The ECI protocol provides a consistent method to specify particular interpretations on byte values before printing and after decoding. The ECI is identified by an integer (up to 6 digits) which is encoded in the Aztec Code symbol by the ECI indicator block. The escape sequence "\e[<ECI_Number>]" is used to place the ECI indicator block to the barcode text:

ECI indicator blocks may be placed anywhere in the barcode text in a single or structured append set of Aztec Code symbols. For example:


The AllowEscape property should be set to true in order to place the ECI indicator blocks. Any ECI invoked shall apply until the end of the barcode text, or until another ECI indicator block is encountered. Thus the interpretation of the ECI may straddle two or more symbols.

Structured append

In order to fit a non-square area or to handle larger messages than are practical in a single symbol, a data message can be distributed across several Aztec Code symbols. Up to 26 Aztec Code symbols may be appended in a structured format to convey more data. If a symbol is part of a structured append this shall be indicated by a structured append block in barcode text. The escape sequence "\s[<Index>, <Amount>, <Message_ID>]" is used to place the structured append block to the barcode text:

The AllowEscape property should be set to true in order to place the structured append block. The structured append block may only be placed only once in the barcode text. Also, it shall be placed at beginning of the barcode text. The OnInvalidChar or OnInvalidDataChar (only for Delphi/C++ Builder 2009 or later) event will occur if the structured append block be placed more than once, or it isn't placed at beginning of the barcode text. The following is an example of structured append:

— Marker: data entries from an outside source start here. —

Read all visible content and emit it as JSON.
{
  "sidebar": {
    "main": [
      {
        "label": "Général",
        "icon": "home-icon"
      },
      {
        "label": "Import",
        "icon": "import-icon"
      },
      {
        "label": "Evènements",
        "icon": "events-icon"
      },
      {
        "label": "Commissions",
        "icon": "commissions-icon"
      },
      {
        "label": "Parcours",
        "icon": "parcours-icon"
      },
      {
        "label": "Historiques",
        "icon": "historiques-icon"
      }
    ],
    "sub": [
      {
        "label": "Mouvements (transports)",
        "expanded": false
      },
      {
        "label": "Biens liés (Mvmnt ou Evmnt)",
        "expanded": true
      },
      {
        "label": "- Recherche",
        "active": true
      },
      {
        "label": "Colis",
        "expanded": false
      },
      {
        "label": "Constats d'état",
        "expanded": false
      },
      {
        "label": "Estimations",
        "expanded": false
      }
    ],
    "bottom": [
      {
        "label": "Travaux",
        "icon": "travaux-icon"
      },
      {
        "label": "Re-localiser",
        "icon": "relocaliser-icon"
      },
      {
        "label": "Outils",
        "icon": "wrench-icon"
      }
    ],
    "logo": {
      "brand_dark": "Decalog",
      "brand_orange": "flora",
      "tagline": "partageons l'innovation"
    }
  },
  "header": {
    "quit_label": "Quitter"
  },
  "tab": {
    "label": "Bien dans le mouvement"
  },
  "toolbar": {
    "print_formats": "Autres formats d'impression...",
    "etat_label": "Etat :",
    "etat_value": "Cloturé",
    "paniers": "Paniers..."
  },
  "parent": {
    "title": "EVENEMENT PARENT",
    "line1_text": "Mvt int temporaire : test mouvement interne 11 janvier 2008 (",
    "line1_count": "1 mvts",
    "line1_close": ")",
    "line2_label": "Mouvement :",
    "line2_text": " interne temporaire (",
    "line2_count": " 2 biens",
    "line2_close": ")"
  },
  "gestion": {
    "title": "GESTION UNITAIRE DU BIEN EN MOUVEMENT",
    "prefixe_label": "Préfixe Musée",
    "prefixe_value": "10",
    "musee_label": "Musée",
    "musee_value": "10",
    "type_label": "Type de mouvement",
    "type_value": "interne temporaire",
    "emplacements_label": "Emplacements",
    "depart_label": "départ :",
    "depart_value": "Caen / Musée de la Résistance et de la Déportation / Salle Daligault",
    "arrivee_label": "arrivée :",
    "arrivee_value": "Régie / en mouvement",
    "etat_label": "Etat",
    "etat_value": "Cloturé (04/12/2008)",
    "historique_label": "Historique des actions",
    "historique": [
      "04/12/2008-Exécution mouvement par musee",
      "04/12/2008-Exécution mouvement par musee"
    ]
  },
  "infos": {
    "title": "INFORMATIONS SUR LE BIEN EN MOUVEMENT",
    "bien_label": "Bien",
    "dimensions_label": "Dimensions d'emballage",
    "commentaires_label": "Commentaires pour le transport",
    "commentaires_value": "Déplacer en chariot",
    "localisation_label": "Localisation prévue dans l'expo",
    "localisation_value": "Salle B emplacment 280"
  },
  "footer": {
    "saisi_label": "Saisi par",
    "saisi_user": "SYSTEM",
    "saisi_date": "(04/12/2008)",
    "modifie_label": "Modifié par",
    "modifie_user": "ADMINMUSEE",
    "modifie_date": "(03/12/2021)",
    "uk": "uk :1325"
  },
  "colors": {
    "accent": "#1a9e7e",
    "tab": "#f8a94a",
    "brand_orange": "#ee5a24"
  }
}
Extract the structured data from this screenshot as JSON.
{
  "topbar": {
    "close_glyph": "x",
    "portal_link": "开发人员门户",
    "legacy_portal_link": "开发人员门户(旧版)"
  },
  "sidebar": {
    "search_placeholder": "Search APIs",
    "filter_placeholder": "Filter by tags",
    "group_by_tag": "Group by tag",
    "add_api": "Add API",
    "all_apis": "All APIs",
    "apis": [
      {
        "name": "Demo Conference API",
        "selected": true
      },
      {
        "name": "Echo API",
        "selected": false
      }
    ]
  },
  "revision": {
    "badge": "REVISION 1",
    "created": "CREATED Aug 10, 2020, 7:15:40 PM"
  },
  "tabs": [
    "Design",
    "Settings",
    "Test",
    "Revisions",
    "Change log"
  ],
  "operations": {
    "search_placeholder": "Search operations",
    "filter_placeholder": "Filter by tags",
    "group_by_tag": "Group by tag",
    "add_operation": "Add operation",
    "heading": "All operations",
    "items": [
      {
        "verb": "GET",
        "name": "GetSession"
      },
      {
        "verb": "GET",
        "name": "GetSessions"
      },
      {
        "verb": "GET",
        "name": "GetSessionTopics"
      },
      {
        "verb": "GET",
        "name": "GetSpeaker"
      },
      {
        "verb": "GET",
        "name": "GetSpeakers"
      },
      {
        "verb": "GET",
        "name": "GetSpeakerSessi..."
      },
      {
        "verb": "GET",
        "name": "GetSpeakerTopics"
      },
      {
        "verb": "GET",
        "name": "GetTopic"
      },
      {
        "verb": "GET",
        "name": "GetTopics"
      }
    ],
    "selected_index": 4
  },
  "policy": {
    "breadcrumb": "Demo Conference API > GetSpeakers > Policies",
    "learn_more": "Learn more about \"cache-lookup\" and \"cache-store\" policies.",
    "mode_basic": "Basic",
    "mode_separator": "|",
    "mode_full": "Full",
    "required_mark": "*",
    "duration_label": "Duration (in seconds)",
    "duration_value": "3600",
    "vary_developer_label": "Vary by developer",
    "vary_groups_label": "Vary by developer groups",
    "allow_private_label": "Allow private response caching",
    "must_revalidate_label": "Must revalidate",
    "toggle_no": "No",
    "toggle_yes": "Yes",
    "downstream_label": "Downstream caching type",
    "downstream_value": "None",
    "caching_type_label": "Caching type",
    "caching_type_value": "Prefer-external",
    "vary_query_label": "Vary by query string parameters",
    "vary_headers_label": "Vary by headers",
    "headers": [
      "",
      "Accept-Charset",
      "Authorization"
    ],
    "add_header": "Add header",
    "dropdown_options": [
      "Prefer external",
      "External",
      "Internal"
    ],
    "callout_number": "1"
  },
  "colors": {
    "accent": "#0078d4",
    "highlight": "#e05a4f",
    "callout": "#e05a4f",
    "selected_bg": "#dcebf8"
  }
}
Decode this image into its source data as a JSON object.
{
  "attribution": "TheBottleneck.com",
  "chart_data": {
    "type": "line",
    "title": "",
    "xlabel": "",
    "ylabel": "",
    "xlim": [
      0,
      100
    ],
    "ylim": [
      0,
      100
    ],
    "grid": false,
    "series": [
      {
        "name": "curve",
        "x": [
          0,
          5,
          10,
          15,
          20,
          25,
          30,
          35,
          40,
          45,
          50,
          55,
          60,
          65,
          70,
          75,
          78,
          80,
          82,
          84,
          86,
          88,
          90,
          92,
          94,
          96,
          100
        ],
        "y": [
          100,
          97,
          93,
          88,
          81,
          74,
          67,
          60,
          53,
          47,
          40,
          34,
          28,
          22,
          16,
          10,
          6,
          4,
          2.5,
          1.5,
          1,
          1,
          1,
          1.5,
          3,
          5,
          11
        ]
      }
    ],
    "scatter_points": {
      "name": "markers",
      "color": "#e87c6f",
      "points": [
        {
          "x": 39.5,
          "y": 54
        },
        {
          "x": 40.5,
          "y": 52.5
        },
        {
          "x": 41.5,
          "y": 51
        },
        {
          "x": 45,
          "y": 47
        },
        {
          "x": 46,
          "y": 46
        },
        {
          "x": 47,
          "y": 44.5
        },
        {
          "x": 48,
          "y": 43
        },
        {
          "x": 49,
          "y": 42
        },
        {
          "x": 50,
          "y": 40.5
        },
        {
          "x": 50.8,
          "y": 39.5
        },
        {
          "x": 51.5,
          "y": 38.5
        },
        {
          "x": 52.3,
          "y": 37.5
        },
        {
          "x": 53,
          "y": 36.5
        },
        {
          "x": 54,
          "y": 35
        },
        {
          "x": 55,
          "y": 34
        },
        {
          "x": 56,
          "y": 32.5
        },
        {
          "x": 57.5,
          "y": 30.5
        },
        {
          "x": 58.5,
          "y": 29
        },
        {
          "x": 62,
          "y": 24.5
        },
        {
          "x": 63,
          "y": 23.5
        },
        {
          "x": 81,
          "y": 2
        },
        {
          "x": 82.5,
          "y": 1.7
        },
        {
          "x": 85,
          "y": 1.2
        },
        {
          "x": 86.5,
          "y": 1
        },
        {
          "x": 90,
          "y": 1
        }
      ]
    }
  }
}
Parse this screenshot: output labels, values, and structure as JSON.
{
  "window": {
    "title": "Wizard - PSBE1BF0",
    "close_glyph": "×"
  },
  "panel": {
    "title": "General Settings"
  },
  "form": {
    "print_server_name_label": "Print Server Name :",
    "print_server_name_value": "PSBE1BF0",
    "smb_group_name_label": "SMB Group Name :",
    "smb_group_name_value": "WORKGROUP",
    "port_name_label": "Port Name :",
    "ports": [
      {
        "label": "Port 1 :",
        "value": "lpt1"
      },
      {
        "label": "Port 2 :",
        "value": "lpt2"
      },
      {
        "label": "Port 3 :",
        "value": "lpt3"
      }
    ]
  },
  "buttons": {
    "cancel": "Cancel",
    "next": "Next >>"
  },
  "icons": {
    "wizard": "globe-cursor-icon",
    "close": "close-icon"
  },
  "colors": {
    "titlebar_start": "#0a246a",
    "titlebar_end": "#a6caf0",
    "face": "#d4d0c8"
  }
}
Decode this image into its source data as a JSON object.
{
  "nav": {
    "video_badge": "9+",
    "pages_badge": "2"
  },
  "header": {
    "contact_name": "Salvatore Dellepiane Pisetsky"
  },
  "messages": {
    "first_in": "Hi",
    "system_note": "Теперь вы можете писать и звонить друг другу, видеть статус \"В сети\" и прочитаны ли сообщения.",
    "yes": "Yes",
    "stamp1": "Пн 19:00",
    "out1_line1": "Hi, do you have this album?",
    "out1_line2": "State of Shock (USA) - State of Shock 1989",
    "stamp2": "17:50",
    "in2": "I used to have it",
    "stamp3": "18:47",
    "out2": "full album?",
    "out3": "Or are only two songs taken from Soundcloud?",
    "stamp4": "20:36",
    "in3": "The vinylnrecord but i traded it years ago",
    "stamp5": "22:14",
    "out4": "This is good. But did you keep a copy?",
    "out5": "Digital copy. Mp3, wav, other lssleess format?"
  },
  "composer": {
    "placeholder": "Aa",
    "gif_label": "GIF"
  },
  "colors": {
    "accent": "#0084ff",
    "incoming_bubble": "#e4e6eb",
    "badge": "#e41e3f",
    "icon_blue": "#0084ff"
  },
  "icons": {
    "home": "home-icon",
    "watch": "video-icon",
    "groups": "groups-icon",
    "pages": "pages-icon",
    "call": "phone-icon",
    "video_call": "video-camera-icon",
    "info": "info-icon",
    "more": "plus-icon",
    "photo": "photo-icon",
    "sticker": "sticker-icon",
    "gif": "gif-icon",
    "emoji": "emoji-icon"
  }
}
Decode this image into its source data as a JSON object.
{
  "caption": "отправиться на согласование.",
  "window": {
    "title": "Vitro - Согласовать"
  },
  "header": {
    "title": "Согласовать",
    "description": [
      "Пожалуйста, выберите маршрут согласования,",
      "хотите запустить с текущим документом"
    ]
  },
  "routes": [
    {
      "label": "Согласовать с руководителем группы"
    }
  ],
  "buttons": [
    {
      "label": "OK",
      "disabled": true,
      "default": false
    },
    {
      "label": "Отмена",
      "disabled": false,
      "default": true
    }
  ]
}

\s[2, 5, DESCRIPTION]ABCDEFGabcdefg1234567890


(*): The Data property, OnInvalidDataLength and OnInvalidDataChar events are available only for the Delphi/C++ Builder 2009 or later.